# Lesson 16

Methods for Multiplying Decimals

### Lesson Narrative

In earlier grades, students have multiplied base-ten numbers up to hundredths (either by multiplying two decimals to tenths or by multiplying a whole number and a decimal to hundredths). Here, students use what they know about fractions and place value to calculate products of decimals beyond the hundredths. They express each decimal as a product of a whole number and a fraction, and then they use the commutative and associative properties to compute the product. For example, they see that $$(0.6) \boldcdot (0.5)$$ can be viewed as $$6 \boldcdot (0.1) \boldcdot 5 \boldcdot (0.1)$$ and thus as $$\left(6 \boldcdot \frac{1}{10}\right) \boldcdot \left(5 \boldsymbol \boldcdot \frac {1}{10}\right)$$. Multiplying the whole numbers and the fractions gives them $$30 \boldsymbol \boldcdot \frac{1}{100}$$ and then 0.3.

Through repeated reasoning, students see how the number of decimal places in the factors can help them place the decimal point in the product (MP8).

Students continue to develop methods for computing products of decimals, including using area diagrams. Students have previously seen that, in a rectangular area diagram, the side lengths can be decomposed by place value. For instance, in an 18 by 23 rectangle, the 18-unit side can be decomposed into 10 and 8 units (tens and ones), and the 23-unit side can be expressed as 20 and 3 (also tens and ones), creating four sub-rectangles whose areas constitute four partial products. The sum of these partial products is the product of 18 and 23. Students extend the same reasoning to represent and find products such as $$(1.8) \boldcdot (2.3)$$. Then, students explore how these partial products correspond to the numbers in the multiplication algorithm.

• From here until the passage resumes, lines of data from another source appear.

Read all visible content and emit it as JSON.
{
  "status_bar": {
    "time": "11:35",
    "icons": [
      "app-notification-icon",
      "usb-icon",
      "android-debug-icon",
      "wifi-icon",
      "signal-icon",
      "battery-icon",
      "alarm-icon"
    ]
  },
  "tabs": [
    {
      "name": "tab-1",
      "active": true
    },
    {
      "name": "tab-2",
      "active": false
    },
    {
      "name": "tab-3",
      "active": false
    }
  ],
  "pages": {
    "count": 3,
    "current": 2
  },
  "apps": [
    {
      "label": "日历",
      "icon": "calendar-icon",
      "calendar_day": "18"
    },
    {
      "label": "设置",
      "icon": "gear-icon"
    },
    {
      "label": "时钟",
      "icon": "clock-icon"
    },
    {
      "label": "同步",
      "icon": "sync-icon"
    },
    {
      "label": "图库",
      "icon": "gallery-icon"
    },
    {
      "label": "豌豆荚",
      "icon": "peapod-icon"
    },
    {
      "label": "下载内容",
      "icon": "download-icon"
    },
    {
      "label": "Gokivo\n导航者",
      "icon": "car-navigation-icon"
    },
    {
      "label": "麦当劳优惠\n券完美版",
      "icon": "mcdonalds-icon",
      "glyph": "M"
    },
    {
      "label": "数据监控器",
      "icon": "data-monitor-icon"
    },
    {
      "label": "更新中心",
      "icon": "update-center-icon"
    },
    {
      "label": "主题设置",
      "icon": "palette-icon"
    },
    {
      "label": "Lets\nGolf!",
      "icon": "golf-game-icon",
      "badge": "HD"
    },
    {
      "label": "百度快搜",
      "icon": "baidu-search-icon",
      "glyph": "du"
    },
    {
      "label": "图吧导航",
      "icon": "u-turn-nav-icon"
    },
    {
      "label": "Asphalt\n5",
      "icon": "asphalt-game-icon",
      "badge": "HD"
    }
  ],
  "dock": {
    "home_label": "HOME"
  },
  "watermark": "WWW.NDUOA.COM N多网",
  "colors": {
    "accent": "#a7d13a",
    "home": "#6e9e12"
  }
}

Students connect multiplication of decimals to that of whole numbers (MP7), look for correspondences between geometric diagrams and arithmetic calculations, and use these connections to calculate products of various decimals.

### Learning Goals

Teacher Facing

• Coordinate area diagrams and vertical calculations that represent the same decimal multiplication problem.
• Interpret different methods for computing the product of decimals, and evaluate (orally) their usefulness.
• Justify (orally, in writing, and through other representations) where to place the decimal point in the product of two decimals with multiple non-zero digits.

### Student Facing

Let’s look at some ways we can represent multiplication of decimals.

### Student Facing

• I can use area diagrams to represent and reason about multiplication of decimals.
• I can use place value and fractions to reason about multiplication of decimals.

Building On